IPEM Paris 2023 – The world’s private capital hub. Bringing global private equity to the City of Light.
Buyout groups find themselves at a crossroads. Even though M&A deal volume is strong, deal value is falling.Purchase price multiples have fallen 20% from their 2021 peak. And as GPs consider where to put their record amount of dry powder to work, high interest rates mean that a greater frequency of smaller deals are being completed: causing a divergence between deal value and deal count. Year-to-date, the dollar value of M&A activity is down a third. Shopping around for cheaper transactions is likely to be a temporary fashion trend, as buyout partners come under increasing pressure from LPs to put more of their dry power to work. For now though, it seems bargains rather than trophy assets are the preferred option.

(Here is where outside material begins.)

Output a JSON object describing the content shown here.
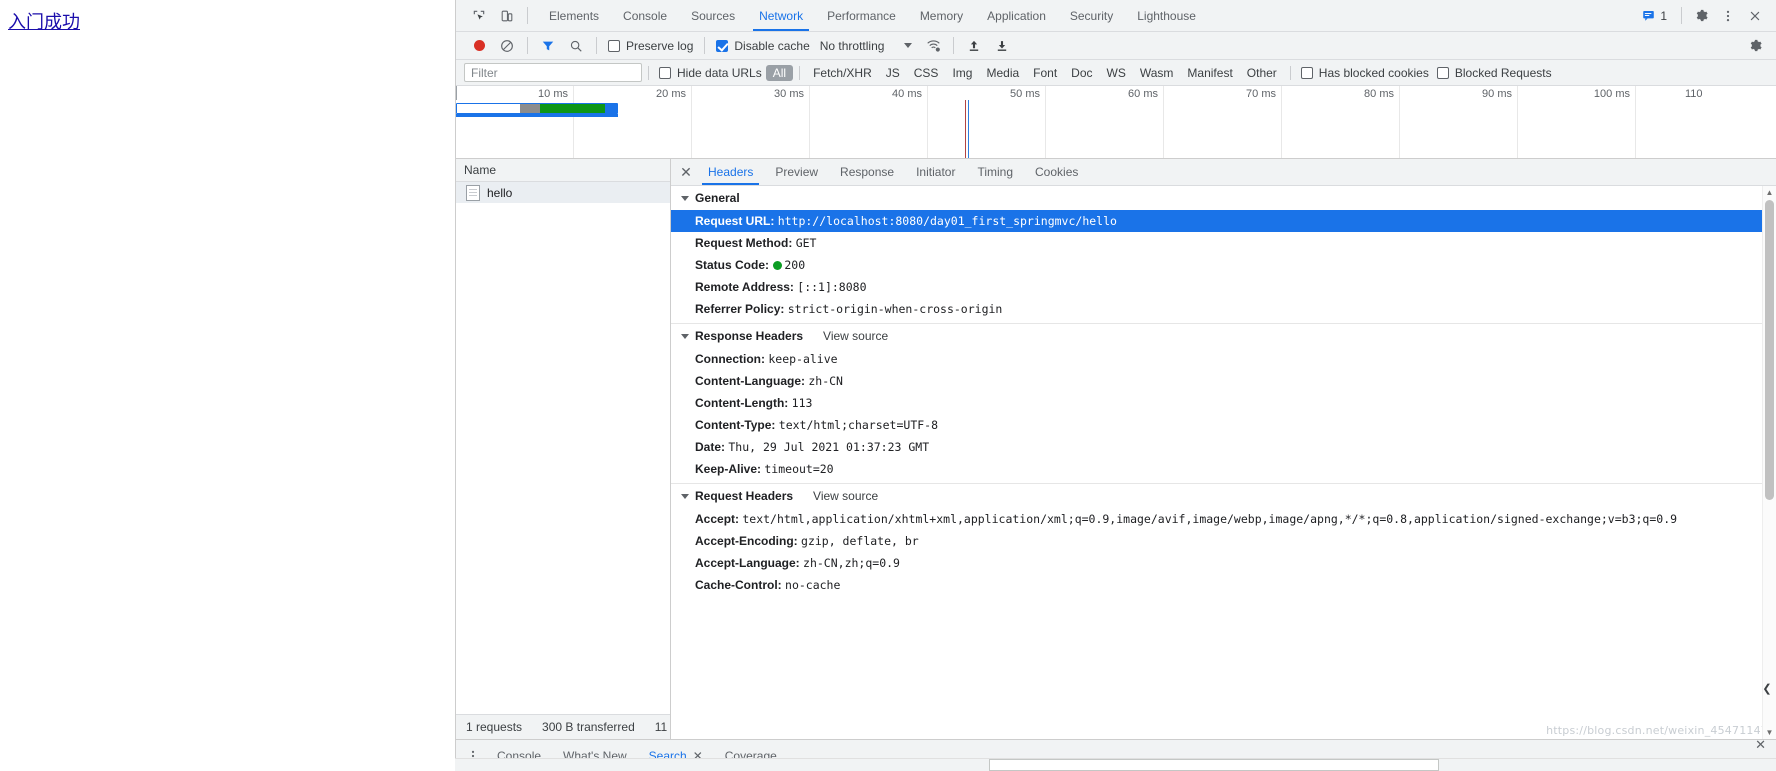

IPEM Paris 2023 – LP-Only Sessions. IPEM’s new “LP-Only Sessions” to provide investors with a dedicated day of knowledge sharing.
Europe’s venture capital market has been in somewhat of a freefall this year, with deal value 60% lower than the first half of 2022 and 34% lower than the second half of 2022, according to Pitchbook’s Q2 2023 European Venture Report.Small deals, up to EUR1 million in size, have effectively entered a cryogenic chamber, signaling bad news for companies searching for seed and pre-seed capital, as VC managers focus more on supporting existing investee companies. This has contributed to a slower pace of dealmaking, as the teeth of a higher interest-rate economy begin to bite. Exits too have all but dropped off a cliff, totaling a mere EUR3.5 billion for the first six months of the year. It is enough to give VC managers and their investors a dose of the blues.
Deal-making might be about to get a little harder for PE firms using Citigroup, with news that it is curbing its subscription credit facilities.Not ideal for those who use credit lines to do deals to avoid issuing capital calls to LPs. The bank has decided that PE funds that are not taking advantage of its wider range of products and services will have the credit tap turned off. Could this become a wider trend as US banks assess the profitability of PE funds? It might be a stretch to call this a credit crunch, but it could place some GPs in an awkward position if they wake up to find that their subscription has been canceled.